* Instructions to follow
For each line of the listing that contains "text", make a copy and return it.

(Data begins)

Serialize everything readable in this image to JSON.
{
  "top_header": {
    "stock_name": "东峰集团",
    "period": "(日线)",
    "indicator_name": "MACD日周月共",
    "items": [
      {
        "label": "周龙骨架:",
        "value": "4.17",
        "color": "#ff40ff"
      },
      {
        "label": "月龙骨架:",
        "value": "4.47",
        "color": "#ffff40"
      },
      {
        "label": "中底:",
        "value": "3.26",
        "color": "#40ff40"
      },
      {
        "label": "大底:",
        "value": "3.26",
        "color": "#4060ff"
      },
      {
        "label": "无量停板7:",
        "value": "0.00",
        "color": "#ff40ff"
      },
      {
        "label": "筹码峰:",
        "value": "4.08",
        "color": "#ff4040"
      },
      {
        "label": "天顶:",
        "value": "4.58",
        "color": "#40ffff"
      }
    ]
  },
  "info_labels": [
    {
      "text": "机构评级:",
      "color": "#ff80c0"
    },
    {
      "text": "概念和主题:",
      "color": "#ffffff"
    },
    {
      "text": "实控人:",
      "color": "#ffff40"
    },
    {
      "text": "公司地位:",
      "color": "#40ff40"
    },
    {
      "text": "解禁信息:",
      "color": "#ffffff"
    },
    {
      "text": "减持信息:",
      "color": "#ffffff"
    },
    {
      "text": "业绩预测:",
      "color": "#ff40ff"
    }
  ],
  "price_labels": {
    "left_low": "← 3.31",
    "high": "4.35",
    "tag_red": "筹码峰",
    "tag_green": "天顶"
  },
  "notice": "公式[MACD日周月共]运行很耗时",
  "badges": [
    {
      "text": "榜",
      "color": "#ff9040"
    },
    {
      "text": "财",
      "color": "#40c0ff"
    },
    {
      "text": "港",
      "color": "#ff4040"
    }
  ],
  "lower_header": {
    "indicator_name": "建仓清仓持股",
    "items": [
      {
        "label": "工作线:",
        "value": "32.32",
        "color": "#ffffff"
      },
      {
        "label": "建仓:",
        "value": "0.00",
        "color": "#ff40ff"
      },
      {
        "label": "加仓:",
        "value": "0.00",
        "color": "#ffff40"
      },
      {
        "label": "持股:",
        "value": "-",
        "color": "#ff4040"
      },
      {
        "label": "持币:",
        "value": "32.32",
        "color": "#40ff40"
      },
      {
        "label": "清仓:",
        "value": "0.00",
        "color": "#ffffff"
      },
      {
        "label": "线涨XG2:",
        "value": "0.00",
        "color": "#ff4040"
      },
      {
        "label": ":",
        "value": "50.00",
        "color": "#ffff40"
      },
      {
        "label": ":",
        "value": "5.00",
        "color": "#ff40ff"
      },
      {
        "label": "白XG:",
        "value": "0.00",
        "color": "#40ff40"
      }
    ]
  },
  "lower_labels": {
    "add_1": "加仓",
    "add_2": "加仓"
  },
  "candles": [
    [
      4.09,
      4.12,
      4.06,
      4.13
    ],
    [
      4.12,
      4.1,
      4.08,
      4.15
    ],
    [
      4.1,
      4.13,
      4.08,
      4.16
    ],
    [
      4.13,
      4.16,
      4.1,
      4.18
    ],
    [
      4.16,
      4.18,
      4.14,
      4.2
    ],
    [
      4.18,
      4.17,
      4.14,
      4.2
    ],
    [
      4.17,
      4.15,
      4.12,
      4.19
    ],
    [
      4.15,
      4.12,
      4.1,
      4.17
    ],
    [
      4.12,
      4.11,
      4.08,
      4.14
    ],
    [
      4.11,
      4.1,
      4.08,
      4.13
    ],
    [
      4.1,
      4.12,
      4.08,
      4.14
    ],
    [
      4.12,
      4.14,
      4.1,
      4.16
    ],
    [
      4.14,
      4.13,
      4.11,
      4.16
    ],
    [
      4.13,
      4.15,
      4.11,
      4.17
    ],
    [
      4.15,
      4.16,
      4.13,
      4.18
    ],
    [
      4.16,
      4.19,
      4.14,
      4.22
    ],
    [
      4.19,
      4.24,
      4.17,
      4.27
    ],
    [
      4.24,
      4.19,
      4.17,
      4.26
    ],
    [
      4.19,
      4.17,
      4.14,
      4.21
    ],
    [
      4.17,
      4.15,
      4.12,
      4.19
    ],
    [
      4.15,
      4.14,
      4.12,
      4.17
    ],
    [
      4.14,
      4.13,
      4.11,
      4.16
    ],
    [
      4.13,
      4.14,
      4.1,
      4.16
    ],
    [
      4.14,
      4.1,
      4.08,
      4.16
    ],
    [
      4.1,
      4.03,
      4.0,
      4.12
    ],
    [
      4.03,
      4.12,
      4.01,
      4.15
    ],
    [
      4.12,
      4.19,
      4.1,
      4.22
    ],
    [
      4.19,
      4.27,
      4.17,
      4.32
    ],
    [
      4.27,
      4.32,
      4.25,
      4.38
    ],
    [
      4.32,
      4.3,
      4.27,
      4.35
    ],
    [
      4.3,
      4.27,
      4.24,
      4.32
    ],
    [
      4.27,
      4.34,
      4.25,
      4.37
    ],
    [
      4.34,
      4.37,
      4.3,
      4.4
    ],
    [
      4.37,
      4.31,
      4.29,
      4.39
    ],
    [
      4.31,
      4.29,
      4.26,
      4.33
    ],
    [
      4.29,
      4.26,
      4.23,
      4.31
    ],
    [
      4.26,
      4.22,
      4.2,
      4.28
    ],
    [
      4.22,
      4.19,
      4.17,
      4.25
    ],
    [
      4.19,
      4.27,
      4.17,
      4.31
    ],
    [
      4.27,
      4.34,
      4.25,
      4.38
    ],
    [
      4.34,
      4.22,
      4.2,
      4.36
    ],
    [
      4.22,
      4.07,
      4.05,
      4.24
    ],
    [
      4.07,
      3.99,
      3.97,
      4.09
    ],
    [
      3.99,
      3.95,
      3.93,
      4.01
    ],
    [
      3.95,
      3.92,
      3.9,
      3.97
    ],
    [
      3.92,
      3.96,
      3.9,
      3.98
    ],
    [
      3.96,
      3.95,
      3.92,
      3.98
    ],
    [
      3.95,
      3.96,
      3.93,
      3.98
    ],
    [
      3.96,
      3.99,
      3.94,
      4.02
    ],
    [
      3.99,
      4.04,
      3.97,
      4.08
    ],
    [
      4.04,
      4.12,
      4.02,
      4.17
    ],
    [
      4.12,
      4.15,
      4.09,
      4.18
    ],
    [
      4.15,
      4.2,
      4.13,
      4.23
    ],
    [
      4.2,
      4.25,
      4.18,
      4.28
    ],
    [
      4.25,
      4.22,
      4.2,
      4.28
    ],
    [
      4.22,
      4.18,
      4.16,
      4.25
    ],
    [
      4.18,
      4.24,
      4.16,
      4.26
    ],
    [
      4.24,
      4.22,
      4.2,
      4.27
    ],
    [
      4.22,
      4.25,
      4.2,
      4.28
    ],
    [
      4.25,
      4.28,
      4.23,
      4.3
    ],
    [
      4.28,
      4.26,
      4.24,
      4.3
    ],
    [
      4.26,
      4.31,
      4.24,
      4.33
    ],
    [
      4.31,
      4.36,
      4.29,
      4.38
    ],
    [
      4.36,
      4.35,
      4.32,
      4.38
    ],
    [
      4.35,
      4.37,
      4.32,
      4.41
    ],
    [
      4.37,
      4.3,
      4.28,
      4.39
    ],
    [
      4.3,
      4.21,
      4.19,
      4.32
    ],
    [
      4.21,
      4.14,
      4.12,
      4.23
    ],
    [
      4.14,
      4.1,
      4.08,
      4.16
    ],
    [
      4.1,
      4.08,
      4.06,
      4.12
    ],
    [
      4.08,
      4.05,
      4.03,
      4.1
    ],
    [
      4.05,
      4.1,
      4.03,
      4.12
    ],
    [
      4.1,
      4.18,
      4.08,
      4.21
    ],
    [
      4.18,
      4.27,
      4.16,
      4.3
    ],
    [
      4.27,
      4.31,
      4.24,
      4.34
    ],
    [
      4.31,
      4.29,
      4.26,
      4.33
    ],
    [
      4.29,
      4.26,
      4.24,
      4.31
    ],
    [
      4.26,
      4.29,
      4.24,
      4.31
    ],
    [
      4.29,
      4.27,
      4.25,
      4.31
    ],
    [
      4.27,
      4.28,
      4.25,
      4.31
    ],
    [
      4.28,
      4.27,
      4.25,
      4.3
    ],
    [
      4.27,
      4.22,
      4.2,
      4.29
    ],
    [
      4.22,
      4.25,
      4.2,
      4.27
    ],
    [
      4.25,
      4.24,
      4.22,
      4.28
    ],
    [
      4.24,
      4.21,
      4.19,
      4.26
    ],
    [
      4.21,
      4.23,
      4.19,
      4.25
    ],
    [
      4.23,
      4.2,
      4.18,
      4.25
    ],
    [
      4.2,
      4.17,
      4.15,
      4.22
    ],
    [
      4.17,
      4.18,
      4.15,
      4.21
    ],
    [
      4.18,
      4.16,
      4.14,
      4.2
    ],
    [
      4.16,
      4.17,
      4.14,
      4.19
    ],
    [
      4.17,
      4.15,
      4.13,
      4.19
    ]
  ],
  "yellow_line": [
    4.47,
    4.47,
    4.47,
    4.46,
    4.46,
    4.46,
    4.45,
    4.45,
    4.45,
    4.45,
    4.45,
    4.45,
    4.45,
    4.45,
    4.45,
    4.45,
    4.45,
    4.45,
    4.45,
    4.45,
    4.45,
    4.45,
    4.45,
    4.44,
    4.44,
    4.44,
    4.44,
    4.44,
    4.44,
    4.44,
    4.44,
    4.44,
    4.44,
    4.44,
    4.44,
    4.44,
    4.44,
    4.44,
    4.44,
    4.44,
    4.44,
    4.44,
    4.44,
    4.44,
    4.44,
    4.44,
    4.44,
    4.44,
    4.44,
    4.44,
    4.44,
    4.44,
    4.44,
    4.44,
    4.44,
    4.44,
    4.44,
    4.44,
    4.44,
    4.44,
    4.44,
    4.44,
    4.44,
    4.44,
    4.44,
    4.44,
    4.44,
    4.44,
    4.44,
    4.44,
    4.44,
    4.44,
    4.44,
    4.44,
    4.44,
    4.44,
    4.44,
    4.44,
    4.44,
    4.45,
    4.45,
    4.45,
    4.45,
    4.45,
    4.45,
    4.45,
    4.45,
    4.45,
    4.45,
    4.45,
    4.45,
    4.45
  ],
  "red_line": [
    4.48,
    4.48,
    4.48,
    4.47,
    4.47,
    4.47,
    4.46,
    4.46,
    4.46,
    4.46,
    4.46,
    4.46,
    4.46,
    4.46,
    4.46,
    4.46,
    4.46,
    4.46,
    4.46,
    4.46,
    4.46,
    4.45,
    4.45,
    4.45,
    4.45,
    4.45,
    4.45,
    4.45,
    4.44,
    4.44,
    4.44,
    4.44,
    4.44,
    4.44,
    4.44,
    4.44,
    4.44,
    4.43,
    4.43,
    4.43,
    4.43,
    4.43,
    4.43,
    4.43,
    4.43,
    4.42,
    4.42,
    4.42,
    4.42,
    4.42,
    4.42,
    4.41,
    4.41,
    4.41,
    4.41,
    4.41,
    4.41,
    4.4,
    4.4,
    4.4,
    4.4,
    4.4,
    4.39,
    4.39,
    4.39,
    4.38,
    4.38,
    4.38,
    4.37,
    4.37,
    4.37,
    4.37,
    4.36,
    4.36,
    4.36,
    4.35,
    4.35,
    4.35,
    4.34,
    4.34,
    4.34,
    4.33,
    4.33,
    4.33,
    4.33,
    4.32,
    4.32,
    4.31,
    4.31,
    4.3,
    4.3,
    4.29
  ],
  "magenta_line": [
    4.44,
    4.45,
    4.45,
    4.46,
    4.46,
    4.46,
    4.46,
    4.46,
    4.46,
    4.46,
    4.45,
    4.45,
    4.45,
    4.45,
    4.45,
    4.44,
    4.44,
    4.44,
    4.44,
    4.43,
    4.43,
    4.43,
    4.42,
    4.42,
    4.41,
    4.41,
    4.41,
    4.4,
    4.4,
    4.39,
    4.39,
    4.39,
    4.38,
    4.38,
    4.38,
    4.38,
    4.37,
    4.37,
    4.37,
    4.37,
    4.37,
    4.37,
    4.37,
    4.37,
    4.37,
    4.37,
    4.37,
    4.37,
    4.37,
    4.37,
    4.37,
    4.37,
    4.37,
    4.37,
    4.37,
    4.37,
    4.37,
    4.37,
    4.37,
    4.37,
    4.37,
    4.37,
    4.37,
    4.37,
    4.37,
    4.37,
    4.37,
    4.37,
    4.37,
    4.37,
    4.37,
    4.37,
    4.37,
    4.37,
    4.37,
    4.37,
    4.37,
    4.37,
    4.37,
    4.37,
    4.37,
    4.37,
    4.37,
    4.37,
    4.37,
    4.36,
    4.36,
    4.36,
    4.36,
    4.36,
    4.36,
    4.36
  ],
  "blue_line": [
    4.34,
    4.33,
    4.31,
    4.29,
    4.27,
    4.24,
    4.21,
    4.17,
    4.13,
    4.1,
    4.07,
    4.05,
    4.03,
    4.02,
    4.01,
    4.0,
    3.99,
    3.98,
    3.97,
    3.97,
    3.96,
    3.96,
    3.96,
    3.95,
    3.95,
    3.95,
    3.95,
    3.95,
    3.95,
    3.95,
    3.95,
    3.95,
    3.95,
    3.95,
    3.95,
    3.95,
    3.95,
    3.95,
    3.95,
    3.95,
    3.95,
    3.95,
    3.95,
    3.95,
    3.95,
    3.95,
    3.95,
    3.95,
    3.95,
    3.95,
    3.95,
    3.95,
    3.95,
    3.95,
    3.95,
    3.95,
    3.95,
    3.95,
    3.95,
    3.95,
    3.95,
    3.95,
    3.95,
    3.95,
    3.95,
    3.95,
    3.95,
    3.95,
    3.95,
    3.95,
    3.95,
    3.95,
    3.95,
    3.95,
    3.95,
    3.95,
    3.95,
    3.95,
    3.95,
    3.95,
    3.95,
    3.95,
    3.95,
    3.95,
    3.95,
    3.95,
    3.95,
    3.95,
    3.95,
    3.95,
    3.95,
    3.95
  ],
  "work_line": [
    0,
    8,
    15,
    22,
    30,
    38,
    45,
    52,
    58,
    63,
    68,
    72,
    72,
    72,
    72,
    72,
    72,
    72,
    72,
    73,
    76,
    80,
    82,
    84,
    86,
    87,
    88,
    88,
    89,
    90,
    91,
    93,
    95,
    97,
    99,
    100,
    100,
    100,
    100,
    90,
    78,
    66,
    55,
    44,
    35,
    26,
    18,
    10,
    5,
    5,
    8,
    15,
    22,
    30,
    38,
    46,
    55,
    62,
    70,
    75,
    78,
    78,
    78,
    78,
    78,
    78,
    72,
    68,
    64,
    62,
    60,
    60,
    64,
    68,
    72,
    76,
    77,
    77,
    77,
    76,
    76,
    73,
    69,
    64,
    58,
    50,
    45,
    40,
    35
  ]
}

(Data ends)

* Exercise output
      "text": "机构评级:",
      "text": "概念和主题:",
      "text": "实控人:",
      "text": "公司地位:",
      "text": "解禁信息:",
      "text": "减持信息:",
      "text": "业绩预测:",
      "text": "榜",
      "text": "财",
      "text": "港",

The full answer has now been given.